August 19: Do you know what a universal truth is? It is a truth that never changes, wherever in the world you might wish to test it.
For example, we all know that the earth goes round the sun. It’s a truth that will never change, at least not until the solar system lasts.
Another universal truth we’re told to believe is that our teachers know more than us. It’s a non-scientific universal truth, for sure. But then, if our teachers didn’t know more, they couldn’t very well be teaching us, could they?
But some teachers have proved that this truth is not so universal after all. The teachers belong to Charan Singh University, which is located in the city of Meerut, in India’s northern state of Uttar Pradesh. The people who exposed them were candidates who appeared for the B.Ed examination, a course that would enable them to get jobs as teachers in schools.
The candidates were horrified to find that their correct answers in the multiple-choice section were marked wrong – and by none other than the university teachers who checked their papers. The teachers gave marks to those candidates who had chosen the wrong answers.
Through their checking, these teachers turned a few more truths on their head. They ticked Bengal’s Rabindranath Tagore as the author of India’s national song, Vande Mataram.
Indians know that Tagore wrote Jana Gana Mana, the Indian national anthem.
But most of them also know that Vande Mataram was penned by Bankim Chandra Chatterjee, one of the most well known writers of Bengal.
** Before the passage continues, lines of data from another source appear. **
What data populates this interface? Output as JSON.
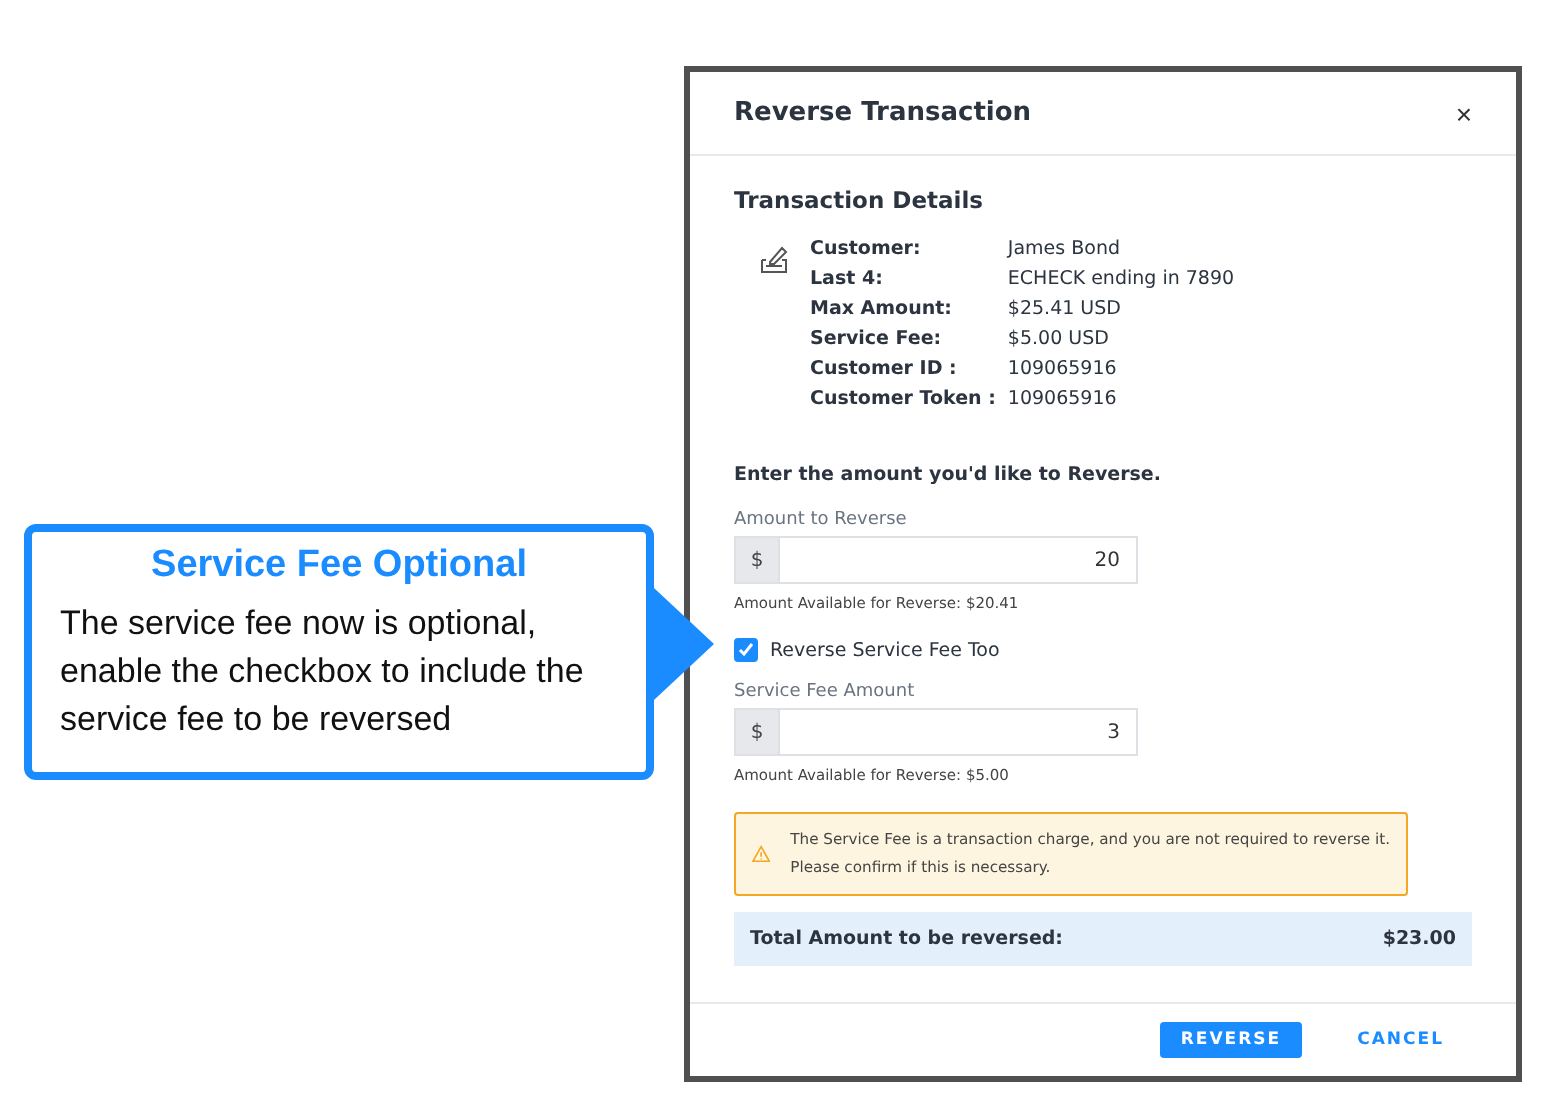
{
  "callout": {
    "title": "Service Fee Optional",
    "text": "The service fee now is optional, enable the checkbox to include the service fee to be reversed"
  },
  "dialog": {
    "title": "Reverse Transaction",
    "close": "×",
    "details_title": "Transaction Details",
    "details": [
      {
        "label": "Customer:",
        "value": "James Bond"
      },
      {
        "label": "Last 4:",
        "value": "ECHECK ending in 7890"
      },
      {
        "label": "Max Amount:",
        "value": "$25.41 USD"
      },
      {
        "label": "Service Fee:",
        "value": "$5.00 USD"
      },
      {
        "label": "Customer ID :",
        "value": "109065916"
      },
      {
        "label": "Customer Token :",
        "value": "109065916"
      }
    ],
    "prompt": "Enter the amount you'd like to Reverse.",
    "amount": {
      "label": "Amount to Reverse",
      "prefix": "$",
      "value": "20",
      "hint": "Amount Available for Reverse: $20.41"
    },
    "fee_checkbox": {
      "label": "Reverse Service Fee Too",
      "checked": true
    },
    "fee": {
      "label": "Service Fee Amount",
      "prefix": "$",
      "value": "3",
      "hint": "Amount Available for Reverse: $5.00"
    },
    "warning": {
      "lines": [
        "The Service Fee is a transaction charge, and you are not required to reverse it.",
        "Please confirm if this is necessary."
      ]
    },
    "total": {
      "label": "Total Amount to be reversed:",
      "value": "$23.00"
    },
    "buttons": [
      {
        "label": "REVERSE",
        "kind": "primary"
      },
      {
        "label": "CANCEL",
        "kind": "text"
      }
    ]
  }
}
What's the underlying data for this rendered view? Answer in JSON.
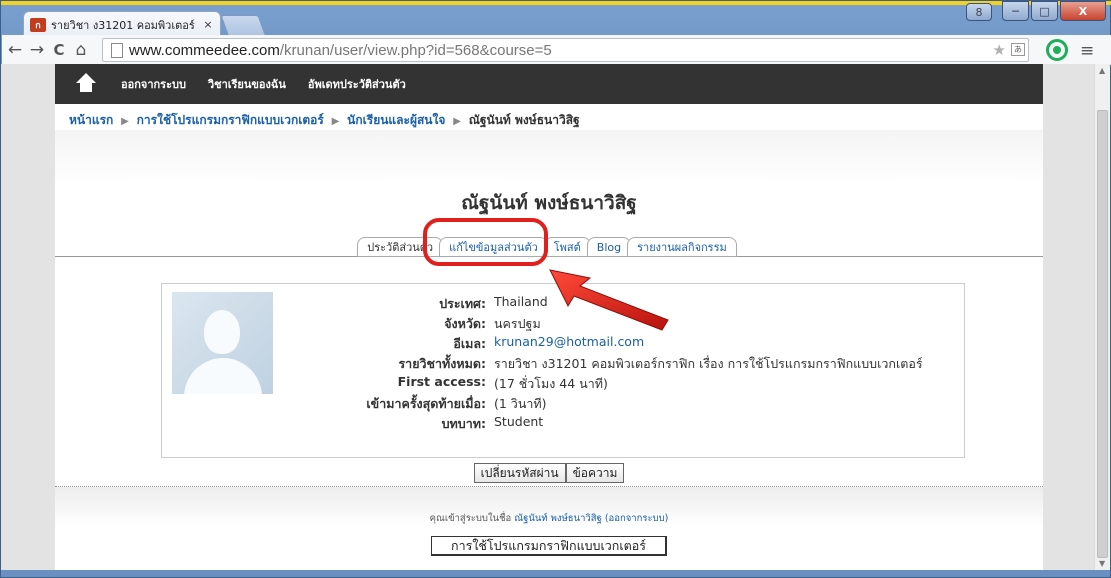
{
  "browser": {
    "tab_favicon": "ก",
    "tab_title": "รายวิชา ง31201 คอมพิวเตอร์",
    "tab_close": "×",
    "url_host": "www.commeedee.com",
    "url_path": "/krunan/user/view.php?id=568&course=5",
    "back_icon": "←",
    "forward_icon": "→",
    "reload_icon": "C",
    "home_icon": "⌂",
    "star_icon": "★",
    "menu_icon": "≡",
    "win_user": "8",
    "win_min": "─",
    "win_max": "□",
    "win_close": "X"
  },
  "topnav": {
    "items": [
      "ออกจากระบบ",
      "วิชาเรียนของฉัน",
      "อัพเดทประวัติส่วนตัว"
    ]
  },
  "breadcrumb": {
    "items": [
      "หน้าแรก",
      "การใช้โปรแกรมกราฟิกแบบเวกเตอร์",
      "นักเรียนและผู้สนใจ"
    ],
    "current": "ณัฐนันท์ พงษ์ธนาวิสิฐ",
    "separator": "▶"
  },
  "profile": {
    "name": "ณัฐนันท์ พงษ์ธนาวิสิฐ",
    "tabs": [
      {
        "label": "ประวัติส่วนตัว",
        "active": true
      },
      {
        "label": "แก้ไขข้อมูลส่วนตัว",
        "active": false
      },
      {
        "label": "โพสต์",
        "active": false
      },
      {
        "label": "Blog",
        "active": false
      },
      {
        "label": "รายงานผลกิจกรรม",
        "active": false
      }
    ],
    "fields": [
      {
        "label": "ประเทศ:",
        "value": "Thailand"
      },
      {
        "label": "จังหวัด:",
        "value": "นครปฐม"
      },
      {
        "label": "อีเมล:",
        "value": "krunan29@hotmail.com"
      },
      {
        "label": "รายวิชาทั้งหมด:",
        "value": "รายวิชา ง31201 คอมพิวเตอร์กราฟิก เรื่อง การใช้โปรแกรมกราฟิกแบบเวกเตอร์"
      },
      {
        "label": "First access:",
        "value": "(17 ชั่วโมง 44 นาที)"
      },
      {
        "label": "เข้ามาครั้งสุดท้ายเมื่อ:",
        "value": "(1 วินาที)"
      },
      {
        "label": "บทบาท:",
        "value": "Student"
      }
    ],
    "buttons": {
      "change_password": "เปลี่ยนรหัสผ่าน",
      "message": "ข้อความ"
    }
  },
  "footer": {
    "login_prefix": "คุณเข้าสู่ระบบในชื่อ",
    "login_name": "ณัฐนันท์ พงษ์ธนาวิสิฐ",
    "logout_link": "(ออกจากระบบ)",
    "course_button": "การใช้โปรแกรมกราฟิกแบบเวกเตอร์"
  },
  "colors": {
    "annotation_red": "#e0201c",
    "link_blue": "#1a5fa8",
    "nav_bar": "#333333"
  }
}
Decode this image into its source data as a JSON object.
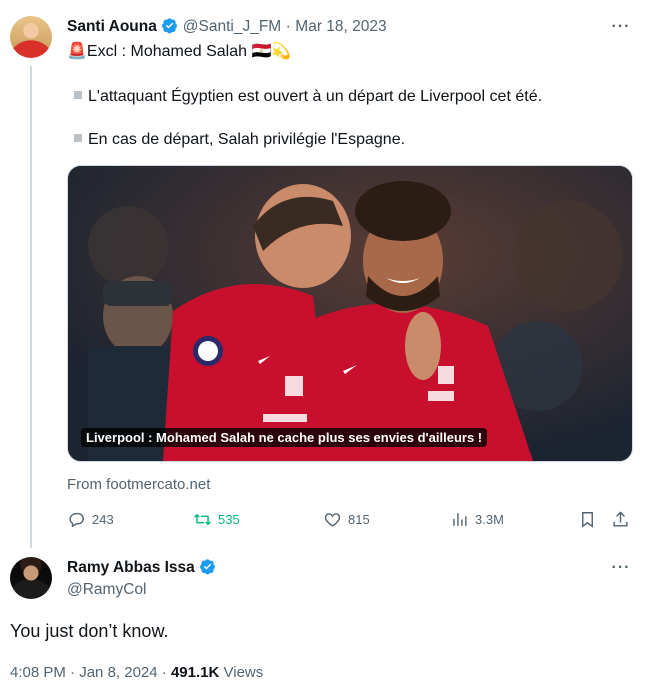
{
  "tweet1": {
    "name": "Santi Aouna",
    "handle": "@Santi_J_FM",
    "date": "Mar 18, 2023",
    "dot": "·",
    "headline_emoji": "🚨",
    "headline": "Excl : Mohamed Salah",
    "headline_flag": "🇪🇬",
    "headline_spark": "💫",
    "point1": "L'attaquant Égyptien est ouvert à un départ de Liverpool cet été.",
    "point2": "En cas de départ, Salah privilégie l'Espagne.",
    "card_caption": "Liverpool : Mohamed Salah ne cache plus ses envies d'ailleurs !",
    "card_source": "From footmercato.net",
    "replies": "243",
    "retweets": "535",
    "likes": "815",
    "views": "3.3M"
  },
  "tweet2": {
    "name": "Ramy Abbas Issa",
    "handle": "@RamyCol",
    "text": "You just don’t know.",
    "time": "4:08 PM",
    "date": "Jan 8, 2024",
    "dot": "·",
    "views_count": "491.1K",
    "views_label": "Views"
  },
  "colors": {
    "verified": "#1d9bf0",
    "retweet_active": "#00ba7c",
    "secondary_text": "#536471",
    "liverpool_red": "#c8102e"
  },
  "icons": [
    "verified-badge-icon",
    "more-icon",
    "reply-icon",
    "retweet-icon",
    "like-icon",
    "views-icon",
    "bookmark-icon",
    "share-icon"
  ]
}
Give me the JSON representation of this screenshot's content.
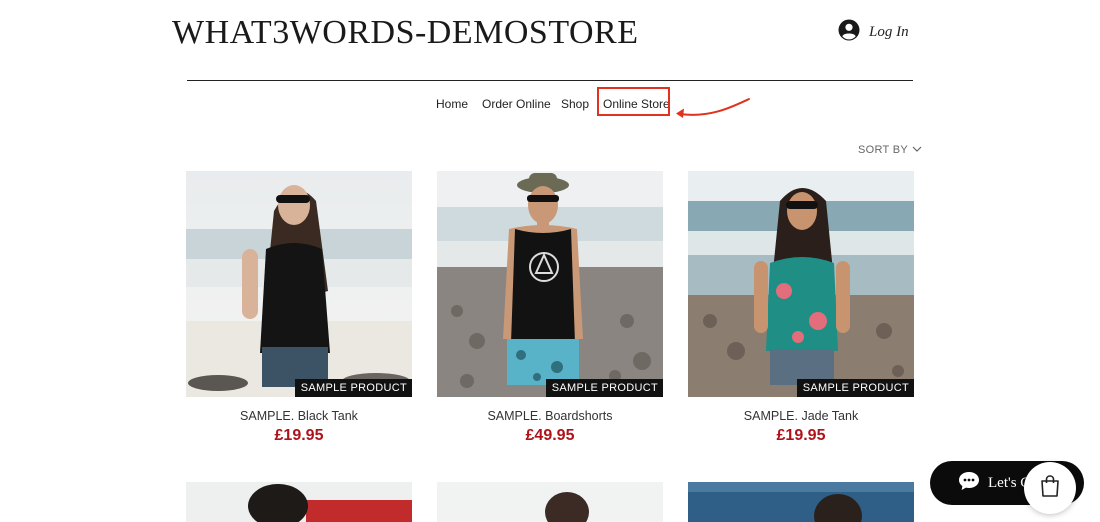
{
  "header": {
    "site_title": "WHAT3WORDS-DEMOSTORE",
    "login_label": "Log In"
  },
  "nav": {
    "items": [
      {
        "label": "Home"
      },
      {
        "label": "Order Online"
      },
      {
        "label": "Shop"
      },
      {
        "label": "Online Store"
      }
    ],
    "highlighted_item": "Online Store"
  },
  "sort": {
    "label": "SORT BY"
  },
  "products": [
    {
      "name": "SAMPLE. Black Tank",
      "price": "£19.95",
      "badge": "SAMPLE PRODUCT"
    },
    {
      "name": "SAMPLE. Boardshorts",
      "price": "£49.95",
      "badge": "SAMPLE PRODUCT"
    },
    {
      "name": "SAMPLE. Jade Tank",
      "price": "£19.95",
      "badge": "SAMPLE PRODUCT"
    }
  ],
  "chat": {
    "label": "Let's Chat!"
  },
  "colors": {
    "price": "#b0121a",
    "highlight": "#e0321f",
    "chat_bg": "#0b0b0b"
  },
  "icons": {
    "login": "user-circle-icon",
    "chat": "chat-bubble-icon",
    "cart": "shopping-bag-icon",
    "sort": "chevron-down-icon"
  }
}
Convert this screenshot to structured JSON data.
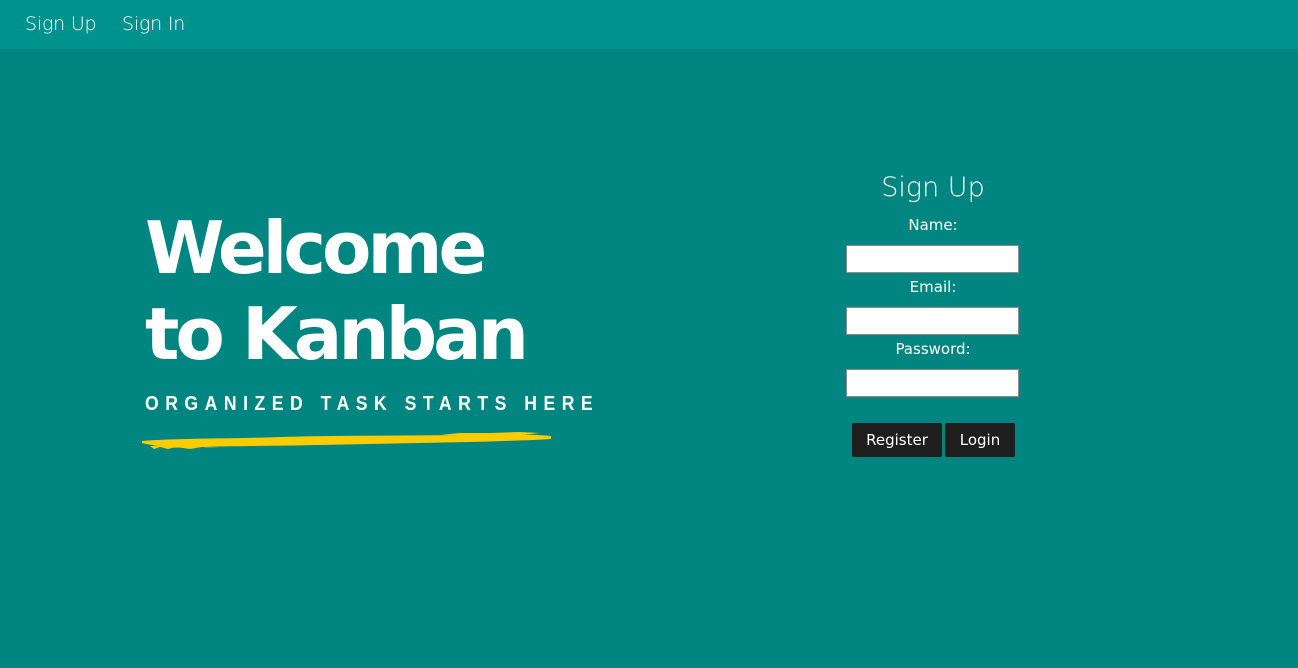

The song occurs in his novel, Ananda Math. Both Tagore and Chatterjee were nationalists, whose writings inspired the people fighting for freedom from the British.
Jana Gana Mana replaced the British anthem God Save the King as India’s national anthem in 1950, after India became free of British rule. It is played on formal occasions, that is, during the unfurling of the national flag, among others. Vande Mataram though, can be sung on more informal occasions and even experimented with.
It is clear that the teachers did not know much of their country’s history. They did not know much of current affairs either. In the same test they marked September 1, 1997, as the date of Hong Kong’s transfer to China instead of July 1, 1997.
But how did the students discover the bloomers of these examiners?
The university had published the answer key in newspapers so that students could tally their answers with the key and thus crosscheck their performance at home. Instead, they found that it was the examiners who were wrong!
The harassed students are demanding a re-check of their papers. The university, which finds itself with egg on its face, has promised to do something about it.
The B.Ed exams that these students were taking, qualifies students to become teachers. Perhaps this batch of students is smarter than the teachers. If they become teachers, there might still be hope for the students of this country.